Component data from apps and pages:
-*-

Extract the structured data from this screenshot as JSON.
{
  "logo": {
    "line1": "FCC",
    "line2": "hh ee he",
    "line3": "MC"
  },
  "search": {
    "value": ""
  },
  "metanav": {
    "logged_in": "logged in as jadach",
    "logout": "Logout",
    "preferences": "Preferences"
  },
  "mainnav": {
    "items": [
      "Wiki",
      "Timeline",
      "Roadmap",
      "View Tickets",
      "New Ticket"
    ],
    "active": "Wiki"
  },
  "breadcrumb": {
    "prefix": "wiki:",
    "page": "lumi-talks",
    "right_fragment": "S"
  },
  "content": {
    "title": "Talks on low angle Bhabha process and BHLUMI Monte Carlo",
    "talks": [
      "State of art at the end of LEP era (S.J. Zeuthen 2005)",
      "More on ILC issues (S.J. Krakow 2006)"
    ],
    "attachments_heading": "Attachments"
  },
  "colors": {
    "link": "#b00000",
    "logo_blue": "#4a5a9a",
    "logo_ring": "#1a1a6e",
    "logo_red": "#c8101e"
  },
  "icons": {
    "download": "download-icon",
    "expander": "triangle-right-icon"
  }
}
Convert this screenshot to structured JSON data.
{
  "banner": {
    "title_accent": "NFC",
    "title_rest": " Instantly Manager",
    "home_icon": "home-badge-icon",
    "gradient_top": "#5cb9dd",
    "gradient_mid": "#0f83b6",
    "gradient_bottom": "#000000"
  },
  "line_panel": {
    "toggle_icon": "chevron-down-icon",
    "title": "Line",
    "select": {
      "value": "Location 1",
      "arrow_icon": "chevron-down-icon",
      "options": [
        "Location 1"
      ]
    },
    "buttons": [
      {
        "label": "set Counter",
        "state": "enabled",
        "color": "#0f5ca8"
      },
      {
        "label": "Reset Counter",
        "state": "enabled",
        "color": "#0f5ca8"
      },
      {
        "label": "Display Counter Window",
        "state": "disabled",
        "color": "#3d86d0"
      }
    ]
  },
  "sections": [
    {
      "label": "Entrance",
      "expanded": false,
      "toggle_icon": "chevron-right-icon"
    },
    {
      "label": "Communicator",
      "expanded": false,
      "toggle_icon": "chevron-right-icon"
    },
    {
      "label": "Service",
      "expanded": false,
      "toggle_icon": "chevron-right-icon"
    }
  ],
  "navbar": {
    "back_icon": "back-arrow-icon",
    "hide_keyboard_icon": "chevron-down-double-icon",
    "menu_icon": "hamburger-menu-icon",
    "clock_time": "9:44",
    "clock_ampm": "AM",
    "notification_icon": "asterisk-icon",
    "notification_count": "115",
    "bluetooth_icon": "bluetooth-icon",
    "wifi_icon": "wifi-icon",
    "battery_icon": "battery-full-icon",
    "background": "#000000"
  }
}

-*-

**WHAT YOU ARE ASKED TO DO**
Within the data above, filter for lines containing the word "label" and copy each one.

**RESPONSE AREA**
        "label": "set Counter",
        "label": "Reset Counter",
        "label": "Display Counter Window",
      "label": "Entrance",
      "label": "Communicator",
      "label": "Service",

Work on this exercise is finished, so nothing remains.